"""

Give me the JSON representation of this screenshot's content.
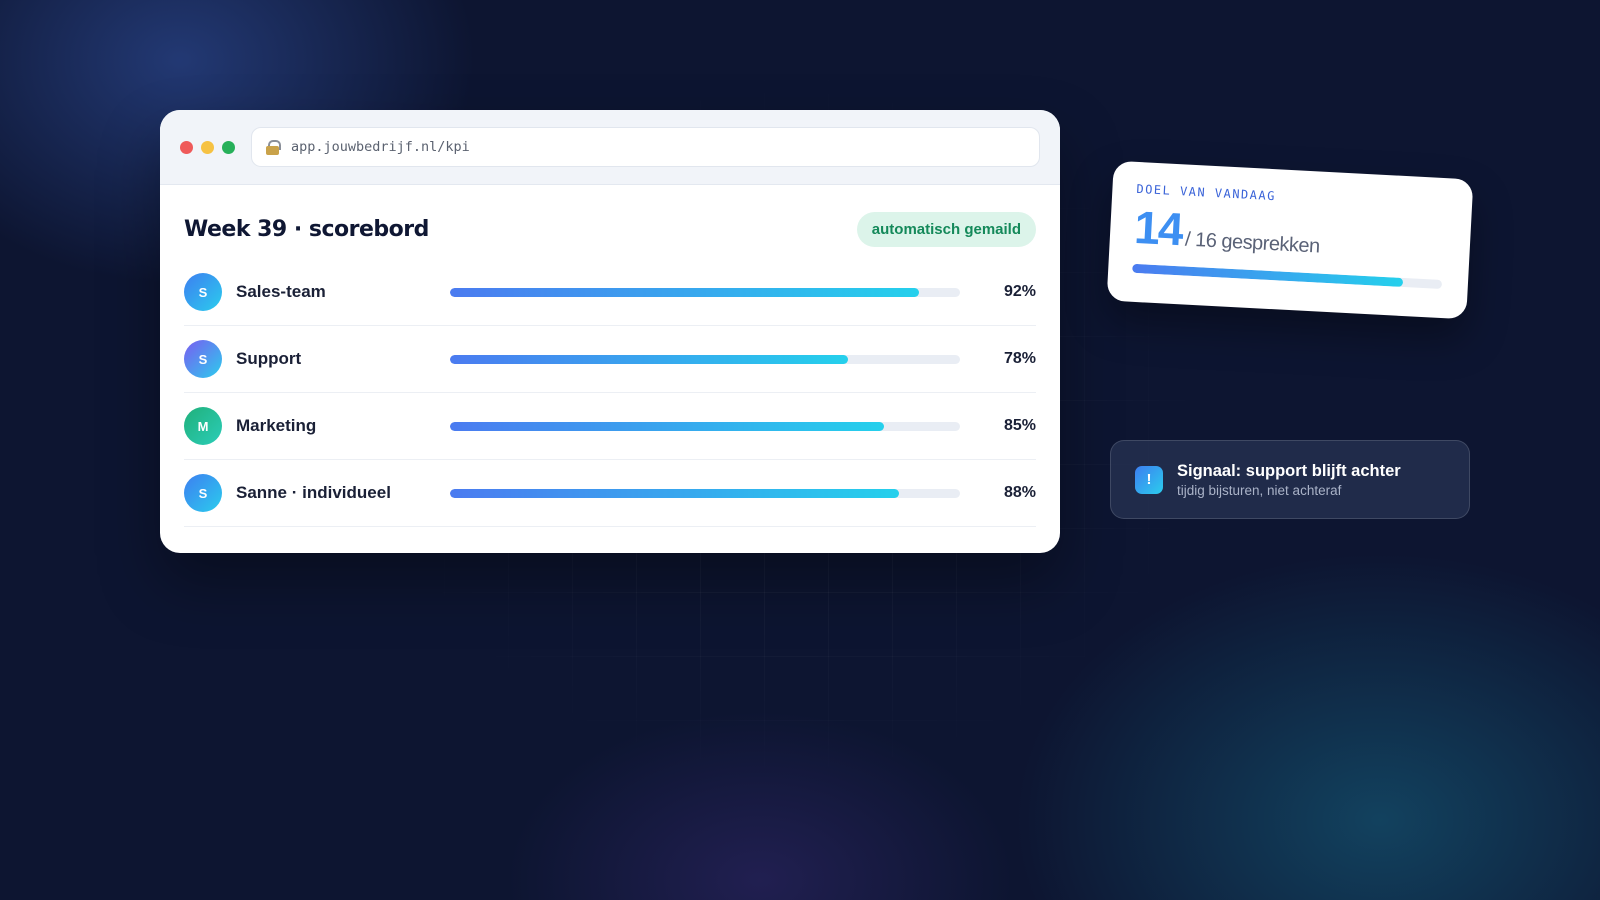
{
  "browser": {
    "url": "app.jouwbedrijf.nl/kpi",
    "window_dots": [
      {
        "name": "close",
        "color": "#ef5a5a"
      },
      {
        "name": "minimize",
        "color": "#f6c243"
      },
      {
        "name": "maximize",
        "color": "#27b05a"
      }
    ]
  },
  "scoreboard": {
    "title": "Week 39 · scorebord",
    "badge": "automatisch gemaild",
    "rows": [
      {
        "initial": "S",
        "label": "Sales-team",
        "value": 92,
        "value_label": "92%",
        "avatar_colors": [
          "#3d7ef0",
          "#2bcdee"
        ]
      },
      {
        "initial": "S",
        "label": "Support",
        "value": 78,
        "value_label": "78%",
        "avatar_colors": [
          "#7a5cf0",
          "#2bcdee"
        ]
      },
      {
        "initial": "M",
        "label": "Marketing",
        "value": 85,
        "value_label": "85%",
        "avatar_colors": [
          "#20b07a",
          "#2bcdb8"
        ]
      },
      {
        "initial": "S",
        "label": "Sanne · individueel",
        "value": 88,
        "value_label": "88%",
        "avatar_colors": [
          "#3d7ef0",
          "#2bcdee"
        ]
      }
    ]
  },
  "goal": {
    "label": "DOEL VAN VANDAAG",
    "current": "14",
    "rest": "/ 16 gesprekken",
    "progress": 0.875
  },
  "signal": {
    "icon": "!",
    "title": "Signaal: support blijft achter",
    "subtitle": "tijdig bijsturen, niet achteraf"
  }
}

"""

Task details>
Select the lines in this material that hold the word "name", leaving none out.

Exercise output>
        "name": "close",
        "name": "minimize",
        "name": "maximize",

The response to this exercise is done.